bottles of their blends, on the low end of their price list. Even though we we not big spenders, they waived the tasting fee and gave us the glasses. We took advantage of their patio to have a little lunch with some cheese and sausage that we brought with us.
Also visited Adeledia. I was surprised that I really loved their Pinot
Noir (not what I was looking for in this area). That was something of
a splurge purchase and will be put aside for a special meal.
After lunch, we stopped at Opolo, liked their Cab Franc, and Dover
Canyon for Zin.
After all that, and a nap, we were not interested in a big dinner. We
stopped by the Hotel Cheval, where the Pony Bar offers light
appetizers (and has outside tables, dog-friendly), but the kitchen was
already closed. It was late and we needed outside seating, so we ended
up at Red Brick Pizza near the hotel. Not bad for a snack, pizza and
salad. The interesting thing was that they had a selection of local
wines, including half bottles, and even though it was in a strip mall,
our server came out to check on us and pour our wine. This was the second time that we found a local business that was really supporting the local wines.
Friday, and the weather was heating up, we stopped in downtown at the
Anglim tasting room. They make a Rhone blend rose that is very dry and
perfect for summer. Also, a lot of other Rhone varietals and blends. When
we mentioned that we were thinking of having lunch at Bistro Laurent,
the proprietor offered to call the restaurant for us to make sure that
we could be accommodated with our dog.
Bistro Laurent has a shaded patio that is a lovely place for lunch,
they only allow dogs at the two tables that are adjacent to the
street, and the dog has to be outside of the fence on the sidewalk. Oh well, Tiny dog
still got plenty of tasty bites. We humans really loved Bistro
Laurent, steak frites and a croque monsieur, were delicious. They have
a wine shop next door to the restaurant and their list features French
wines as well as the local product. I enjoyed a lovely Sancerre, which
they offer by the glass. BL has a pre fixe dinner with wine pairings that is quite reasonable. I would love to return for a full dinner next time I am in Paso.
Overall, it was a great trip. We encountered great service and friendly, helpful folks everywhere we visited. There is plenty more to be explored on future visits.
The wine prices, overall, were a little higher than I expected. I suppose that I am a few years too late.
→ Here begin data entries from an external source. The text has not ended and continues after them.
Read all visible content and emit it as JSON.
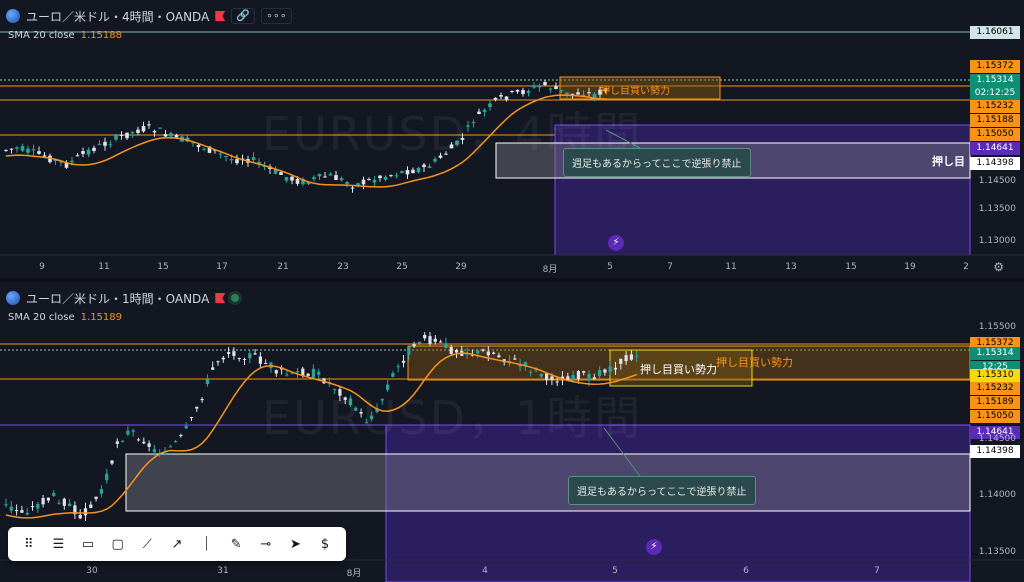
{
  "pane_top": {
    "symbol_title": "ユーロ／米ドル・4時間・OANDA",
    "indicator_label": "SMA 20 close",
    "indicator_value": "1.15188",
    "watermark": "EURUSD，4時間",
    "zone_label": "押し目買い勢力",
    "annotation": "週足もあるからってここで逆張り禁止",
    "zone_edge_label": "押し目",
    "price_labels": [
      {
        "text": "1.16061",
        "kind": "line"
      },
      {
        "text": "1.15372",
        "kind": "orange"
      },
      {
        "text": "1.15314",
        "kind": "green"
      },
      {
        "text": "02:12:25",
        "kind": "green"
      },
      {
        "text": "1.15232",
        "kind": "orange"
      },
      {
        "text": "1.15188",
        "kind": "orange"
      },
      {
        "text": "1.15050",
        "kind": "orange"
      },
      {
        "text": "1.14641",
        "kind": "purple"
      },
      {
        "text": "1.14398",
        "kind": "white"
      }
    ],
    "price_ticks": [
      "1.14500",
      "1.13500",
      "1.13000"
    ],
    "date_labels": [
      "9",
      "11",
      "15",
      "17",
      "21",
      "23",
      "25",
      "29",
      "8月",
      "5",
      "7",
      "11",
      "13",
      "15",
      "19",
      "2"
    ]
  },
  "pane_bottom": {
    "symbol_title": "ユーロ／米ドル・1時間・OANDA",
    "indicator_label": "SMA 20 close",
    "indicator_value": "1.15189",
    "watermark": "EURUSD，1時間",
    "zone_label_a": "押し目買い勢力",
    "zone_label_b": "押し目買い勢力",
    "annotation": "週足もあるからってここで逆張り禁止",
    "price_labels": [
      {
        "text": "1.15372",
        "kind": "orange"
      },
      {
        "text": "1.15314",
        "kind": "green"
      },
      {
        "text": "12:25",
        "kind": "green"
      },
      {
        "text": "1.15310",
        "kind": "yellow"
      },
      {
        "text": "1.15232",
        "kind": "orange"
      },
      {
        "text": "1.15189",
        "kind": "orange"
      },
      {
        "text": "1.15050",
        "kind": "orange"
      },
      {
        "text": "1.14641",
        "kind": "purple"
      },
      {
        "text": "1.14398",
        "kind": "white"
      }
    ],
    "price_ticks": [
      "1.15500",
      "1.14500",
      "1.14000",
      "1.13500"
    ],
    "date_labels": [
      "30",
      "31",
      "8月",
      "4",
      "5",
      "6",
      "7"
    ]
  },
  "toolbar": {
    "tools": [
      {
        "name": "drag-handle-icon"
      },
      {
        "name": "horizontal-lines-icon"
      },
      {
        "name": "callout-icon"
      },
      {
        "name": "rectangle-icon"
      },
      {
        "name": "trend-line-icon"
      },
      {
        "name": "ray-icon"
      },
      {
        "name": "vertical-line-icon"
      },
      {
        "name": "brush-icon"
      },
      {
        "name": "horizontal-ray-icon"
      },
      {
        "name": "cursor-icon"
      },
      {
        "name": "price-range-icon"
      }
    ]
  },
  "colors": {
    "bull": "#26a69a",
    "bear": "#e0e3eb",
    "sma": "#f7931a",
    "orange_label": "#f7931a",
    "green_label": "#0e8f73",
    "purple_label": "#5b2bb4",
    "zone_purple": "#2b1e5e"
  }
}
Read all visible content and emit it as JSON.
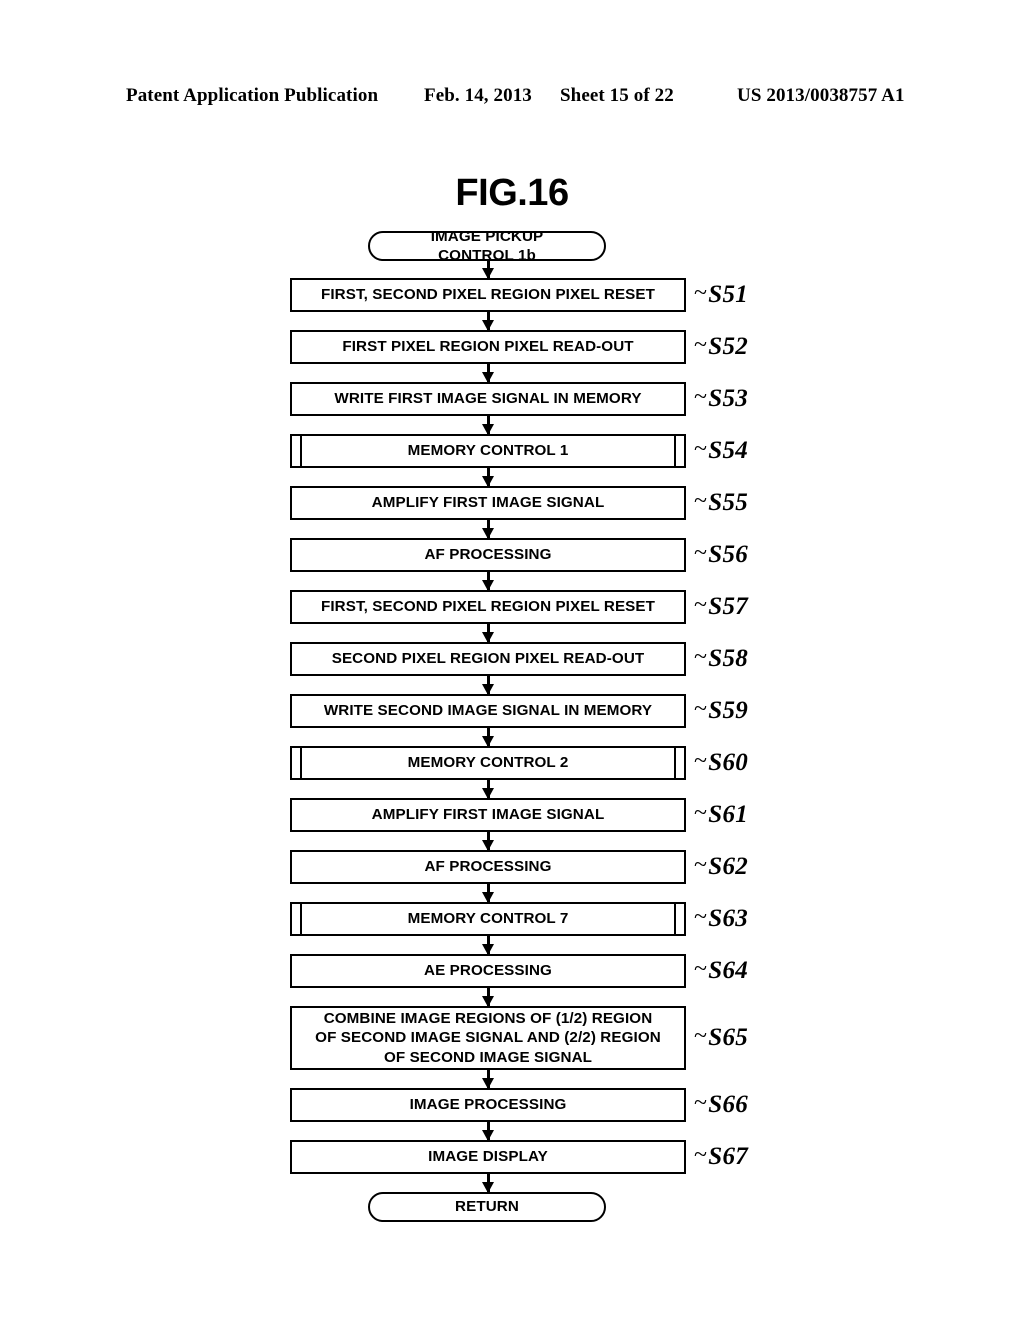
{
  "header": {
    "publication": "Patent Application Publication",
    "date": "Feb. 14, 2013",
    "sheet": "Sheet 15 of 22",
    "patent_number": "US 2013/0038757 A1"
  },
  "figure": {
    "title": "FIG.16"
  },
  "flowchart": {
    "start": {
      "label": "IMAGE PICKUP CONTROL 1b",
      "shape": "terminal"
    },
    "end": {
      "label": "RETURN",
      "shape": "terminal"
    },
    "steps": [
      {
        "ref": "S51",
        "label": "FIRST, SECOND PIXEL REGION PIXEL RESET",
        "shape": "process"
      },
      {
        "ref": "S52",
        "label": "FIRST PIXEL REGION PIXEL READ-OUT",
        "shape": "process"
      },
      {
        "ref": "S53",
        "label": "WRITE FIRST IMAGE SIGNAL IN MEMORY",
        "shape": "process"
      },
      {
        "ref": "S54",
        "label": "MEMORY CONTROL 1",
        "shape": "subroutine"
      },
      {
        "ref": "S55",
        "label": "AMPLIFY FIRST IMAGE SIGNAL",
        "shape": "process"
      },
      {
        "ref": "S56",
        "label": "AF PROCESSING",
        "shape": "process"
      },
      {
        "ref": "S57",
        "label": "FIRST, SECOND PIXEL REGION PIXEL RESET",
        "shape": "process"
      },
      {
        "ref": "S58",
        "label": "SECOND PIXEL REGION PIXEL READ-OUT",
        "shape": "process"
      },
      {
        "ref": "S59",
        "label": "WRITE SECOND IMAGE SIGNAL IN MEMORY",
        "shape": "process"
      },
      {
        "ref": "S60",
        "label": "MEMORY CONTROL 2",
        "shape": "subroutine"
      },
      {
        "ref": "S61",
        "label": "AMPLIFY FIRST IMAGE SIGNAL",
        "shape": "process"
      },
      {
        "ref": "S62",
        "label": "AF PROCESSING",
        "shape": "process"
      },
      {
        "ref": "S63",
        "label": "MEMORY CONTROL 7",
        "shape": "subroutine"
      },
      {
        "ref": "S64",
        "label": "AE PROCESSING",
        "shape": "process"
      },
      {
        "ref": "S65",
        "label": "COMBINE IMAGE REGIONS OF (1/2) REGION OF SECOND IMAGE SIGNAL AND (2/2) REGION OF SECOND IMAGE SIGNAL",
        "shape": "process"
      },
      {
        "ref": "S66",
        "label": "IMAGE PROCESSING",
        "shape": "process"
      },
      {
        "ref": "S67",
        "label": "IMAGE DISPLAY",
        "shape": "process"
      }
    ]
  }
}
Paso Robles is already well established as the luxury tasting rooms on the east side demonstrate. However, there are also plenty of charming spots with excellent wine nestled in the western hills.